--- To do ---
What is needed is each line of the data below that holds the string "content".

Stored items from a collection
------------------------------------------------------------

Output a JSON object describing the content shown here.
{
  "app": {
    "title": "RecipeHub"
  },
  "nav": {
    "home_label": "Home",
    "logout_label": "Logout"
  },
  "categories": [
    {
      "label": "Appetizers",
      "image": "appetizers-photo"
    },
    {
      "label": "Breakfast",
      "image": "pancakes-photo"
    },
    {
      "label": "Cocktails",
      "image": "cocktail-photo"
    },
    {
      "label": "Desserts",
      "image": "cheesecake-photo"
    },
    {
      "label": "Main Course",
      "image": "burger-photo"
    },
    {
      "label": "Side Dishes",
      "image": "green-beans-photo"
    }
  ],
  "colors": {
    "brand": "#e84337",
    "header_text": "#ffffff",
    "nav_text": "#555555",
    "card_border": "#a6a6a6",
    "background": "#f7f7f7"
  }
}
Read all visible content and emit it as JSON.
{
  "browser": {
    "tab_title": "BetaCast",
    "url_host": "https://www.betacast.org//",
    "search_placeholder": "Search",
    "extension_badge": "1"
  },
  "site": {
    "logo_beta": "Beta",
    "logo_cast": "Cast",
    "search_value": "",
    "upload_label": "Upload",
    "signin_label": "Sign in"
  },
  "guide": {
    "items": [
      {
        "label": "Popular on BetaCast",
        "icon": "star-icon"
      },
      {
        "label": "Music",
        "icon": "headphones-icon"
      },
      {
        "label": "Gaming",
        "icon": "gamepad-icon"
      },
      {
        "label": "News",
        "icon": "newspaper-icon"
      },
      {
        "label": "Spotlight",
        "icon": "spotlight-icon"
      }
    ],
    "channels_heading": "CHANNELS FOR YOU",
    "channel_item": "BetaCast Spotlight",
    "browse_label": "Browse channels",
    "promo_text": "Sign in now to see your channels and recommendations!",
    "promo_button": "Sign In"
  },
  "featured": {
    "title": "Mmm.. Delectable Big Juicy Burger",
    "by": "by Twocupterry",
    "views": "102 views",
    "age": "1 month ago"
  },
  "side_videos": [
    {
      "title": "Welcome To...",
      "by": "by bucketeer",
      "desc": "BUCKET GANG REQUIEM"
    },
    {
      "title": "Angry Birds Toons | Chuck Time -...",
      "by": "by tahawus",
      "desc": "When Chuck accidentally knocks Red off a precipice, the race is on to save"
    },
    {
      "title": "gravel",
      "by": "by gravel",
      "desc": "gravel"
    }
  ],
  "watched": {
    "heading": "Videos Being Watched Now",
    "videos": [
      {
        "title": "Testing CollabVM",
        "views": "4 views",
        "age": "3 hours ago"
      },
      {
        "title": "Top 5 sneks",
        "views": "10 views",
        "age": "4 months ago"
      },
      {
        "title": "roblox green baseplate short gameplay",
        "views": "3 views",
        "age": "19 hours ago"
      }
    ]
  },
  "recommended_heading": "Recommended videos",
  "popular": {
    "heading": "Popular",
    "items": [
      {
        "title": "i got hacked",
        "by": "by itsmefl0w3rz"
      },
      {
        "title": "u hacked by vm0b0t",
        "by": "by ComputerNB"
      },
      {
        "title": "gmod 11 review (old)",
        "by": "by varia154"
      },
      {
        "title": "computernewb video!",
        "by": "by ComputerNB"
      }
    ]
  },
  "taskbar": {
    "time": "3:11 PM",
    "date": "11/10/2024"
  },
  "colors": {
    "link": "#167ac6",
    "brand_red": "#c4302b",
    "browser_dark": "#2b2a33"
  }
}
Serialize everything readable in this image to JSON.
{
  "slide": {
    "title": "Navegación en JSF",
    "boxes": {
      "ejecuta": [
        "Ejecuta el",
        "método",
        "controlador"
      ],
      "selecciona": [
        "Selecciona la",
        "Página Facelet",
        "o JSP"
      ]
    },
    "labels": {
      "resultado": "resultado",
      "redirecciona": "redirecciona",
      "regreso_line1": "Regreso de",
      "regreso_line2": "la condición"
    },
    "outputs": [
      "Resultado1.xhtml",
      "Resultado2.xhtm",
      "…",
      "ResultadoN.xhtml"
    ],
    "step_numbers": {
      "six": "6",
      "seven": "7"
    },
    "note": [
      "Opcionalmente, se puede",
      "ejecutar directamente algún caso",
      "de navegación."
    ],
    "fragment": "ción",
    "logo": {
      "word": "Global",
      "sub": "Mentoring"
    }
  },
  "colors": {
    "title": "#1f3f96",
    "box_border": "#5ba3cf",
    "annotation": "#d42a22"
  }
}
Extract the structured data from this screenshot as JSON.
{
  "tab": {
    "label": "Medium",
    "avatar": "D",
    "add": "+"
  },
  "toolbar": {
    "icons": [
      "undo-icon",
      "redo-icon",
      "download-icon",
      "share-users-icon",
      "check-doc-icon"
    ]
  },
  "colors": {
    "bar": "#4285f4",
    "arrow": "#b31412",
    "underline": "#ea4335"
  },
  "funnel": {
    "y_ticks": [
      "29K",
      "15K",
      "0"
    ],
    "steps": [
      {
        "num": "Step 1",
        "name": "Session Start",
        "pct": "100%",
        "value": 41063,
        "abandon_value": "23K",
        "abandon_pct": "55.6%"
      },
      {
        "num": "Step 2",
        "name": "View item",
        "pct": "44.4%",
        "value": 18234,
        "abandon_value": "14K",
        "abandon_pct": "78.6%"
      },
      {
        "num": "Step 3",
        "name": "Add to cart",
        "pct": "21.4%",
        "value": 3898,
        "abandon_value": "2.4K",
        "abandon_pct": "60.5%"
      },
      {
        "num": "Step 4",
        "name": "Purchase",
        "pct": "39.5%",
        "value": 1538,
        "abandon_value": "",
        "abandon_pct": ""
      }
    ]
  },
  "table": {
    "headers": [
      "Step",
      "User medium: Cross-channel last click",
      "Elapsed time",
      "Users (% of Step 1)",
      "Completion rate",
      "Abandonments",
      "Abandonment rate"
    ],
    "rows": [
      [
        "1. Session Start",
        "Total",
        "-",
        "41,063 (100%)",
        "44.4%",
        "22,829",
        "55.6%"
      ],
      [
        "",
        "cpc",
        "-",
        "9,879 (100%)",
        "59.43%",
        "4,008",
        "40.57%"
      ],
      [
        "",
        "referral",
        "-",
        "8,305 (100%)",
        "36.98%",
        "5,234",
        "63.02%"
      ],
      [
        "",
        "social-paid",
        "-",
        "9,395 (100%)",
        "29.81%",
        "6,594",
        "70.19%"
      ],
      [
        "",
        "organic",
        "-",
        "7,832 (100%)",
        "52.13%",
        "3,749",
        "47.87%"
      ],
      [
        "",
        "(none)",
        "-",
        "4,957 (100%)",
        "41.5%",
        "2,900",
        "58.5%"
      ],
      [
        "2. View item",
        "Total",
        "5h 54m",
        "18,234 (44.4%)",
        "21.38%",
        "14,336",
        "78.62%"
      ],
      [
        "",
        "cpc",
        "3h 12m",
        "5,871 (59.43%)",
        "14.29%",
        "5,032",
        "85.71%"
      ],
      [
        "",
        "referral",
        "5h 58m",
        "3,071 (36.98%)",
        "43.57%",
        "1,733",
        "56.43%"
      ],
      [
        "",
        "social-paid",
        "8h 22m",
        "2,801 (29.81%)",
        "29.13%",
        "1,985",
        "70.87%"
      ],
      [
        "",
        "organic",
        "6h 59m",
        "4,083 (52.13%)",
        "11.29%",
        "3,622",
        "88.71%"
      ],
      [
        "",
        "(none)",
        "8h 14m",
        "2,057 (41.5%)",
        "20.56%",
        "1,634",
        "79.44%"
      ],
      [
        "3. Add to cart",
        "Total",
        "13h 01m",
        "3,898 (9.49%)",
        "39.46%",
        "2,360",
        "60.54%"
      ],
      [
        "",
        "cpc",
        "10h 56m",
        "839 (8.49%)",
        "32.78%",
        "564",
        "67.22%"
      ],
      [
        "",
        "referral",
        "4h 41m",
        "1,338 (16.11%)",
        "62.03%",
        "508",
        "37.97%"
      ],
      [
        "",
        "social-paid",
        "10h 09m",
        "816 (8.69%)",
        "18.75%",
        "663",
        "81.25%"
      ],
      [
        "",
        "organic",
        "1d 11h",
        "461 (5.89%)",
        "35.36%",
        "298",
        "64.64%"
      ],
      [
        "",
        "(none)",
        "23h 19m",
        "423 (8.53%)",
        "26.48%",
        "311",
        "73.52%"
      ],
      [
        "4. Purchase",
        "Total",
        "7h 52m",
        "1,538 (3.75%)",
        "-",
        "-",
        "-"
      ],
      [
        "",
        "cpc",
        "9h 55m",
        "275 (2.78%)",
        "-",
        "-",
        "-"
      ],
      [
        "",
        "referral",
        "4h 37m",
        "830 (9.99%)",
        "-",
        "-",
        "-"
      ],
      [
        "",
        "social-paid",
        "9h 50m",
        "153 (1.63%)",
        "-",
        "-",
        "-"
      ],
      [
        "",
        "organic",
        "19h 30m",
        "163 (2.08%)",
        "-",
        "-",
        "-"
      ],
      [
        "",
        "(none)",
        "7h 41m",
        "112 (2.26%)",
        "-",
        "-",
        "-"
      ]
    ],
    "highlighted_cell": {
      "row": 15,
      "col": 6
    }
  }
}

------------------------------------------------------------

--- Answer for this exercise ---
Output a JSON object describing the content shown here.
Read all visible content and emit it as JSON.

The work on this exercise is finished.